WHAT IS NEEDED
Write all of the entries out again exactly.

**********

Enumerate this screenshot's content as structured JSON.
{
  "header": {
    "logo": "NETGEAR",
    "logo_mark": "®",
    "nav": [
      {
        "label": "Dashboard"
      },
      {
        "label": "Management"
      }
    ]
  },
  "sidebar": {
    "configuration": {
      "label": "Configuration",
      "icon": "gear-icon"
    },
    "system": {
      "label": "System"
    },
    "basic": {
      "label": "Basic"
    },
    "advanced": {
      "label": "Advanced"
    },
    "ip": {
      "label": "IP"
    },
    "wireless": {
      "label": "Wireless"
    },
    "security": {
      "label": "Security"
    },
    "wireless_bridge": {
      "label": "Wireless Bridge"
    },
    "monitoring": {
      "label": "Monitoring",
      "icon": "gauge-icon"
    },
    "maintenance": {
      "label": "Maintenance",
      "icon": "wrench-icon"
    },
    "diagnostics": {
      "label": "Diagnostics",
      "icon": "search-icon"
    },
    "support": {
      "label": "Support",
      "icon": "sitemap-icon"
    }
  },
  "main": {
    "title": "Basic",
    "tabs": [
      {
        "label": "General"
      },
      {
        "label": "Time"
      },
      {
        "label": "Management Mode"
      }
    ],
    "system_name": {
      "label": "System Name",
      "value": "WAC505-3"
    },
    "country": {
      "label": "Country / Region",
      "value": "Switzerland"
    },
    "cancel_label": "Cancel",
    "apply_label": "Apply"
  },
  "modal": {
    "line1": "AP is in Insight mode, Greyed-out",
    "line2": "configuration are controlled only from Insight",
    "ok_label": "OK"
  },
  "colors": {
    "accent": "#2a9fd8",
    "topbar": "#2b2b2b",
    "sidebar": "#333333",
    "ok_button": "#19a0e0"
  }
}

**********

SOLUTION TO THIS TASK
Enumerate this screenshot's content as structured JSON.
{
  "header": {
    "logo": "NETGEAR",
    "logo_mark": "®",
    "nav": [
      {
        "label": "Dashboard"
      },
      {
        "label": "Management"
      }
    ]
  },
  "sidebar": {
    "configuration": {
      "label": "Configuration",
      "icon": "gear-icon"
    },
    "system": {
      "label": "System"
    },
    "basic": {
      "label": "Basic"
    },
    "advanced": {
      "label": "Advanced"
    },
    "ip": {
      "label": "IP"
    },
    "wireless": {
      "label": "Wireless"
    },
    "security": {
      "label": "Security"
    },
    "wireless_bridge": {
      "label": "Wireless Bridge"
    },
    "monitoring": {
      "label": "Monitoring",
      "icon": "gauge-icon"
    },
    "maintenance": {
      "label": "Maintenance",
      "icon": "wrench-icon"
    },
    "diagnostics": {
      "label": "Diagnostics",
      "icon": "search-icon"
    },
    "support": {
      "label": "Support",
      "icon": "sitemap-icon"
    }
  },
  "main": {
    "title": "Basic",
    "tabs": [
      {
        "label": "General"
      },
      {
        "label": "Time"
      },
      {
        "label": "Management Mode"
      }
    ],
    "system_name": {
      "label": "System Name",
      "value": "WAC505-3"
    },
    "country": {
      "label": "Country / Region",
      "value": "Switzerland"
    },
    "cancel_label": "Cancel",
    "apply_label": "Apply"
  },
  "modal": {
    "line1": "AP is in Insight mode, Greyed-out",
    "line2": "configuration are controlled only from Insight",
    "ok_label": "OK"
  },
  "colors": {
    "accent": "#2a9fd8",
    "topbar": "#2b2b2b",
    "sidebar": "#333333",
    "ok_button": "#19a0e0"
  }
}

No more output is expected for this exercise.